A while back, when UK Music was being berated for suggesting that people be thrown off the internet for filesharing, Feargal Sharkey denied that anyone was saying any such thing.
Now UK Music are, erm, saying that people should be thrown off the internet for filesharing. PaidContent reports:
In its submission to the business minister’s recent consultation on his new suggestions, seen by paidContent:UK, UK Music - representing labels group BPI, AIM, BASCA, MPA, MU, PPL and PRS for Music - supports adding suspension to a list of “technical measures” which Ofcom would direct ISPs to carry out after transgressors receive warnings about their habits.
So... that meeting last week when musicians decided they'd rather support throttling than suspension? Seems to have been totally ignored. But it's not like the people who make music have anything to do with managing copyrights, is it?
UK Music is also supporting Mandelson’s proposal that Ofcom should investigate how to implement these “technical measures” (which would also include bandwidth throttling) now, rather than wait to see if a system of warning letters reduces piracy by 70 percent, as Stephen Carter’s Digital Britain paper had proposed.
Yes, dammit. Let's just rush those proposals through as a package.
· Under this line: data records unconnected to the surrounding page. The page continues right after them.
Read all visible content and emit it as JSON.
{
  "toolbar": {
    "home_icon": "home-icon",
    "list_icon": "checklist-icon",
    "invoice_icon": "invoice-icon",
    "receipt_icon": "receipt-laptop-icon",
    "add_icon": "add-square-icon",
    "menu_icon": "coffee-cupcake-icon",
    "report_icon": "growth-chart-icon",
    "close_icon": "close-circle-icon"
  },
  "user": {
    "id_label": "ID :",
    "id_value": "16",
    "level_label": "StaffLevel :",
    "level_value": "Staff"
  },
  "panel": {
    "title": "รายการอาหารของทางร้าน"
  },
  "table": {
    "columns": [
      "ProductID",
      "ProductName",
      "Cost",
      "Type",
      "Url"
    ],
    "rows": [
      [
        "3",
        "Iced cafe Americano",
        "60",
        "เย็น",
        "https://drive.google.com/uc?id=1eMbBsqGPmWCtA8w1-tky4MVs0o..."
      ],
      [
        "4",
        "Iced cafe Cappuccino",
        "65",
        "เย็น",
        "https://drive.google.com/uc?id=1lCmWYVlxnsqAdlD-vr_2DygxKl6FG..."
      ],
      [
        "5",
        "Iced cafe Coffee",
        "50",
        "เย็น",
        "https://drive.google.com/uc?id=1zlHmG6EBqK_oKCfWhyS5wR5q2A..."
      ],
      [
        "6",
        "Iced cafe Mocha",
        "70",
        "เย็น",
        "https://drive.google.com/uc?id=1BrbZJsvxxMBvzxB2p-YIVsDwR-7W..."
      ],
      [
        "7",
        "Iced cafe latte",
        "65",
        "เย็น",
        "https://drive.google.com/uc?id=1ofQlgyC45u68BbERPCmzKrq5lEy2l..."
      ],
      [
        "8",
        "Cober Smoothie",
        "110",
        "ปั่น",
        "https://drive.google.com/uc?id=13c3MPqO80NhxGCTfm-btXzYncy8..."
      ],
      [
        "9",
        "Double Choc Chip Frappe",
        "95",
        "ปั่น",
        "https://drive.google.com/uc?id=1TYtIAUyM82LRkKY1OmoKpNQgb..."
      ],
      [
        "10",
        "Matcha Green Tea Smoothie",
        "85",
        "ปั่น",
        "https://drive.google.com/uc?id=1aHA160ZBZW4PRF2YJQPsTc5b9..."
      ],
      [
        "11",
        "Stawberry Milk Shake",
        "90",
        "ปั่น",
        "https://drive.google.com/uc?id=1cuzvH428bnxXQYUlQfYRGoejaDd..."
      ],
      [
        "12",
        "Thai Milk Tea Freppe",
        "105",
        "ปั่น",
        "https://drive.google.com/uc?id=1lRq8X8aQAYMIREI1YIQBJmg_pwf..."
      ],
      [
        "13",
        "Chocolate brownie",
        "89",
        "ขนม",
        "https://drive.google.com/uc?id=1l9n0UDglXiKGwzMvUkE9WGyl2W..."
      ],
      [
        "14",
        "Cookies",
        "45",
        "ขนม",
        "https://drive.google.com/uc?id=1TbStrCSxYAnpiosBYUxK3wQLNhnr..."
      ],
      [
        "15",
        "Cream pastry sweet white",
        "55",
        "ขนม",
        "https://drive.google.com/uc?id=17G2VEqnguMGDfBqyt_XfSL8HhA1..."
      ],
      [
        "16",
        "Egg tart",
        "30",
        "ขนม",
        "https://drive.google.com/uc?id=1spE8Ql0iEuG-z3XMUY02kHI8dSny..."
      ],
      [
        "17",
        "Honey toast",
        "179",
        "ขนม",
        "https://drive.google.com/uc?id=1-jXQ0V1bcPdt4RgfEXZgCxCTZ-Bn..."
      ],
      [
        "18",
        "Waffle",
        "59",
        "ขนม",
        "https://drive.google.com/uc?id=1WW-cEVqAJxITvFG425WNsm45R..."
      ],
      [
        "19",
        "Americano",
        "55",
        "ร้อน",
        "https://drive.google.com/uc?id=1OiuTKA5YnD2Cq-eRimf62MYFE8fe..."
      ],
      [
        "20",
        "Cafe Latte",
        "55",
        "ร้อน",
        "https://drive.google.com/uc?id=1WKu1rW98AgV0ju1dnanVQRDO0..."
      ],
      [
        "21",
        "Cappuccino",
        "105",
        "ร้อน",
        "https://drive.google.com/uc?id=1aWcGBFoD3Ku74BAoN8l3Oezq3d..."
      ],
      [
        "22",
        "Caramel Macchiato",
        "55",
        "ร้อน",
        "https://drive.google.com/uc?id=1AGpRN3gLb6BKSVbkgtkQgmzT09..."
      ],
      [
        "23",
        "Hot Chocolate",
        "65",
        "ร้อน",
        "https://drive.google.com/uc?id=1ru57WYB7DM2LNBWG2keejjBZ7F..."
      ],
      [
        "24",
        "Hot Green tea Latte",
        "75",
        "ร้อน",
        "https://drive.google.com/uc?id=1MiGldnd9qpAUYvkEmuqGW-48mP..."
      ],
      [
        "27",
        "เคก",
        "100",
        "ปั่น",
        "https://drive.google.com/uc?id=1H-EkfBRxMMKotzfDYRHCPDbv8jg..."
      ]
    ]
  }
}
After all, it's easier to get people to swallow a 'something must be done' proposal, even if it contains something potentially illegal and undemocratic - if the idea of throwing families off the web because of something someone may have done had to fight for acceptance on its own, the stench of people burning their Undertones records would become a danger to public health.
There's still no proposal of anything that might make this sound a little less like Victorian factory owners arbitrarily handing out punishments, though: no suggestion, for example, that there should be anything even approaching due process before these actions are put in place.
Astonishingly, UK Music also seem quite muddy about what sort of process they want at all:
UK Music says a “limitation on the volume of notifications” is not “advisable” since “the number of notices generated by rights holders will inevitably be limited ... given the costs involved in identifying infringers and presenting evidence”. The group wants an “escalation in tone” of warning letters.
Splendid - in other words, the record labels will be able to not only act as judge and jury, but also to make up the rules.